Exercise goal: Each line that has the string "this" must be copied from the records below.

• • •

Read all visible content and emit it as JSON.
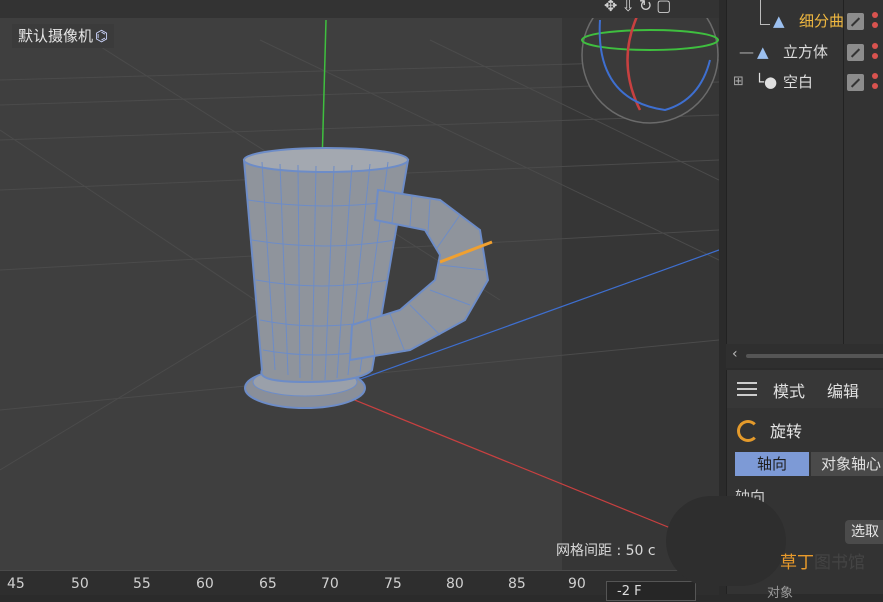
{
  "viewport": {
    "camera_label": "默认摄像机",
    "camera_icon": "video-camera-icon",
    "grid_spacing_text": "网格间距 : 50 c",
    "nav_icons": [
      "move-view-icon",
      "zoom-view-icon",
      "rotate-view-icon",
      "maximize-view-icon"
    ]
  },
  "timeline": {
    "ticks": [
      "45",
      "50",
      "55",
      "60",
      "65",
      "70",
      "75",
      "80",
      "85",
      "90"
    ],
    "frame_field": "-2 F"
  },
  "objects": {
    "rows": [
      {
        "name": "细分曲",
        "icon": "subdivision-icon",
        "color": "#f0b840"
      },
      {
        "name": "立方体",
        "icon": "cube-icon",
        "color": "#dcdcdc"
      },
      {
        "name": "空白",
        "icon": "null-object-icon",
        "color": "#dcdcdc"
      }
    ]
  },
  "attributes": {
    "menu": [
      "模式",
      "编辑"
    ],
    "tool_name": "旋转",
    "tabs": [
      "轴向",
      "对象轴心"
    ],
    "section_label": "轴向",
    "bottom_text": "对象"
  },
  "select_button": "选取",
  "watermark": {
    "accent": "草丁",
    "rest": "图书馆"
  },
  "colors": {
    "y_axis": "#3fbf3f",
    "x_axis": "#c84040",
    "z_axis": "#3e6fd0",
    "selection_edge": "#f0a030",
    "active_tab": "#7d9ad6"
  }
}
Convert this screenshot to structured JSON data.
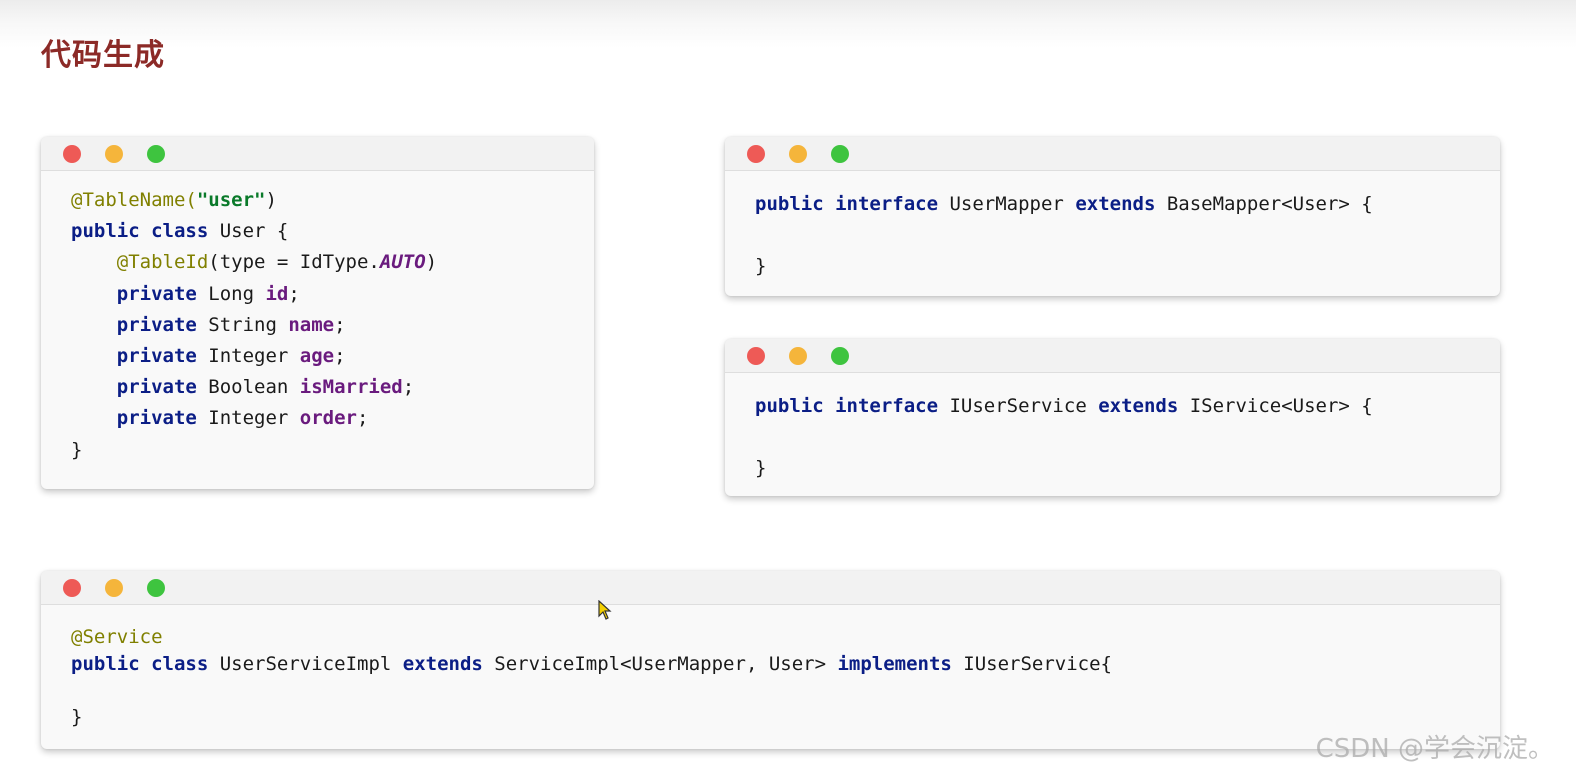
{
  "page": {
    "title": "代码生成"
  },
  "windows": {
    "entity": {
      "lines": [
        [
          {
            "t": "@TableName(",
            "c": "ann"
          },
          {
            "t": "\"user\"",
            "c": "str"
          },
          {
            "t": ")",
            "c": "plain"
          }
        ],
        [
          {
            "t": "public",
            "c": "kw"
          },
          {
            "t": " ",
            "c": "plain"
          },
          {
            "t": "class",
            "c": "kw"
          },
          {
            "t": " User {",
            "c": "plain"
          }
        ],
        [
          {
            "t": "    ",
            "c": "plain"
          },
          {
            "t": "@TableId",
            "c": "ann"
          },
          {
            "t": "(type = IdType.",
            "c": "plain"
          },
          {
            "t": "AUTO",
            "c": "const"
          },
          {
            "t": ")",
            "c": "plain"
          }
        ],
        [
          {
            "t": "    ",
            "c": "plain"
          },
          {
            "t": "private",
            "c": "kw"
          },
          {
            "t": " Long ",
            "c": "plain"
          },
          {
            "t": "id",
            "c": "fld"
          },
          {
            "t": ";",
            "c": "plain"
          }
        ],
        [
          {
            "t": "    ",
            "c": "plain"
          },
          {
            "t": "private",
            "c": "kw"
          },
          {
            "t": " String ",
            "c": "plain"
          },
          {
            "t": "name",
            "c": "fld"
          },
          {
            "t": ";",
            "c": "plain"
          }
        ],
        [
          {
            "t": "    ",
            "c": "plain"
          },
          {
            "t": "private",
            "c": "kw"
          },
          {
            "t": " Integer ",
            "c": "plain"
          },
          {
            "t": "age",
            "c": "fld"
          },
          {
            "t": ";",
            "c": "plain"
          }
        ],
        [
          {
            "t": "    ",
            "c": "plain"
          },
          {
            "t": "private",
            "c": "kw"
          },
          {
            "t": " Boolean ",
            "c": "plain"
          },
          {
            "t": "isMarried",
            "c": "fld"
          },
          {
            "t": ";",
            "c": "plain"
          }
        ],
        [
          {
            "t": "    ",
            "c": "plain"
          },
          {
            "t": "private",
            "c": "kw"
          },
          {
            "t": " Integer ",
            "c": "plain"
          },
          {
            "t": "order",
            "c": "fld"
          },
          {
            "t": ";",
            "c": "plain"
          }
        ],
        [
          {
            "t": "}",
            "c": "plain"
          }
        ]
      ]
    },
    "mapper": {
      "lines": [
        [
          {
            "t": "public",
            "c": "kw"
          },
          {
            "t": " ",
            "c": "plain"
          },
          {
            "t": "interface",
            "c": "kw"
          },
          {
            "t": " UserMapper ",
            "c": "plain"
          },
          {
            "t": "extends",
            "c": "kw"
          },
          {
            "t": " BaseMapper<User> {",
            "c": "plain"
          }
        ],
        [
          {
            "t": "",
            "c": "plain"
          }
        ],
        [
          {
            "t": "}",
            "c": "plain"
          }
        ]
      ]
    },
    "service": {
      "lines": [
        [
          {
            "t": "public",
            "c": "kw"
          },
          {
            "t": " ",
            "c": "plain"
          },
          {
            "t": "interface",
            "c": "kw"
          },
          {
            "t": " IUserService ",
            "c": "plain"
          },
          {
            "t": "extends",
            "c": "kw"
          },
          {
            "t": " IService<User> {",
            "c": "plain"
          }
        ],
        [
          {
            "t": "",
            "c": "plain"
          }
        ],
        [
          {
            "t": "}",
            "c": "plain"
          }
        ]
      ]
    },
    "impl": {
      "lines": [
        [
          {
            "t": "@Service",
            "c": "ann"
          }
        ],
        [
          {
            "t": "public",
            "c": "kw"
          },
          {
            "t": " ",
            "c": "plain"
          },
          {
            "t": "class",
            "c": "kw"
          },
          {
            "t": " UserServiceImpl ",
            "c": "plain"
          },
          {
            "t": "extends",
            "c": "kw"
          },
          {
            "t": " ServiceImpl<UserMapper, User> ",
            "c": "plain"
          },
          {
            "t": "implements",
            "c": "kw"
          },
          {
            "t": " IUserService{",
            "c": "plain"
          }
        ],
        [
          {
            "t": "",
            "c": "plain"
          }
        ],
        [
          {
            "t": "}",
            "c": "plain"
          }
        ]
      ]
    }
  },
  "watermark": "CSDN @学会沉淀。"
}
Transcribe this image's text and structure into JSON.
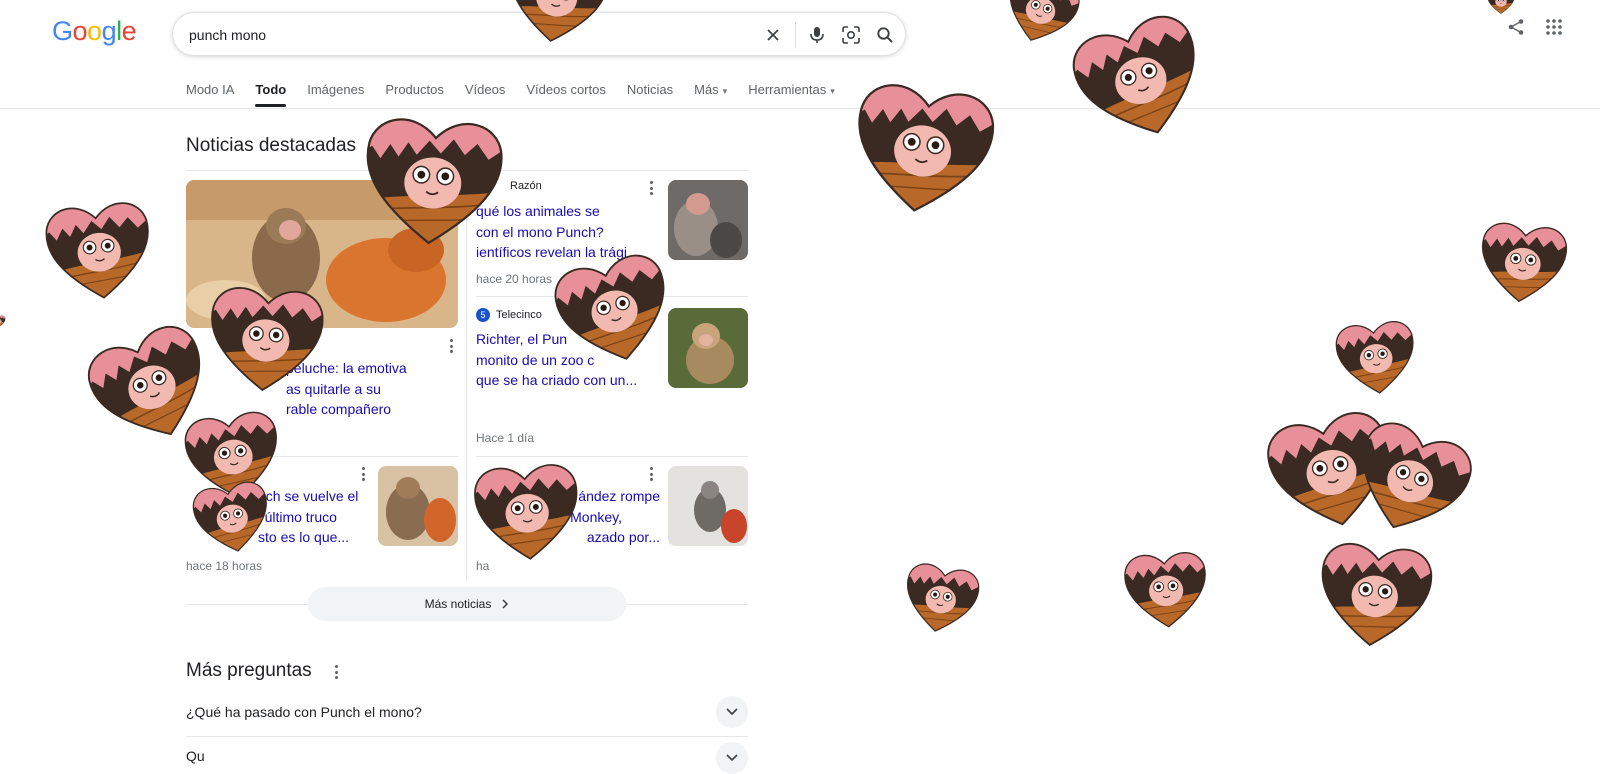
{
  "header": {
    "logo": [
      "G",
      "o",
      "o",
      "g",
      "l",
      "e"
    ],
    "search_value": "punch mono"
  },
  "tabs": [
    {
      "label": "Modo IA",
      "active": false
    },
    {
      "label": "Todo",
      "active": true
    },
    {
      "label": "Imágenes",
      "active": false
    },
    {
      "label": "Productos",
      "active": false
    },
    {
      "label": "Vídeos",
      "active": false
    },
    {
      "label": "Vídeos cortos",
      "active": false
    },
    {
      "label": "Noticias",
      "active": false
    },
    {
      "label": "Más",
      "active": false,
      "caret": true
    },
    {
      "label": "Herramientas",
      "active": false,
      "caret": true
    }
  ],
  "news": {
    "title": "Noticias destacadas",
    "main_snippet_lines": [
      "peluche: la emotiva",
      "as quitarle a su",
      "rable compañero"
    ],
    "right_top": {
      "source": "Razón",
      "headline_lines": [
        "qué los animales se",
        "con el mono Punch?",
        "ientíficos revelan la trági"
      ],
      "time": "hace 20 horas"
    },
    "right_mid": {
      "source": "Telecinco",
      "headline_lines": [
        "Richter, el Pun",
        "monito de un zoo c",
        "que se ha criado con un..."
      ],
      "time": "Hace 1 día"
    },
    "left_bottom": {
      "headline_lines": [
        "nch se vuelve el",
        "del último truco",
        "sto es lo que..."
      ],
      "time": "hace 18 horas"
    },
    "right_bottom": {
      "headline_lines": [
        "ández rompe",
        "h Monkey,",
        "azado por..."
      ],
      "time": "ha"
    },
    "more_label": "Más noticias"
  },
  "paa": {
    "title": "Más preguntas",
    "questions": [
      "¿Qué ha pasado con Punch el mono?",
      "Qu"
    ]
  },
  "colors": {
    "link": "#1a0dab",
    "heart_pink": "#e8909a",
    "heart_brown": "#b8692a",
    "fur": "#3a2a22",
    "face": "#f2b9b0"
  },
  "icons": [
    "clear-icon",
    "mic-icon",
    "lens-icon",
    "search-icon",
    "share-icon",
    "apps-grid-icon",
    "chevron-right-icon",
    "chevron-down-icon",
    "more-vert-icon"
  ]
}
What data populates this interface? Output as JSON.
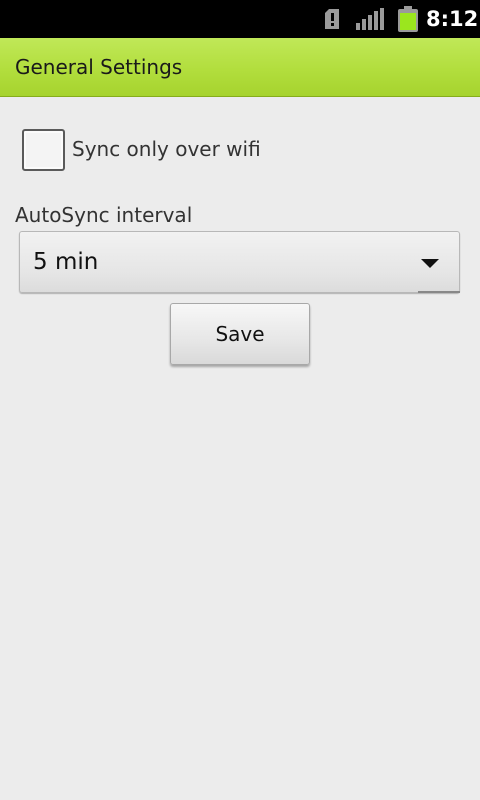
{
  "status_bar": {
    "time": "8:12",
    "icons": [
      "sd-card-alert-icon",
      "signal-icon",
      "battery-icon"
    ],
    "battery_color": "#9be61e"
  },
  "title_bar": {
    "title": "General Settings",
    "color": "#b2de3d"
  },
  "settings": {
    "sync_wifi": {
      "label": "Sync only over wifi",
      "checked": false
    },
    "autosync": {
      "label": "AutoSync interval",
      "selected": "5 min"
    },
    "save_label": "Save"
  }
}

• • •

Answer to the exercise:
Convert this screenshot to structured JSON data.
Transcribe this image's text and structure into JSON.
What data populates this interface? Output as JSON.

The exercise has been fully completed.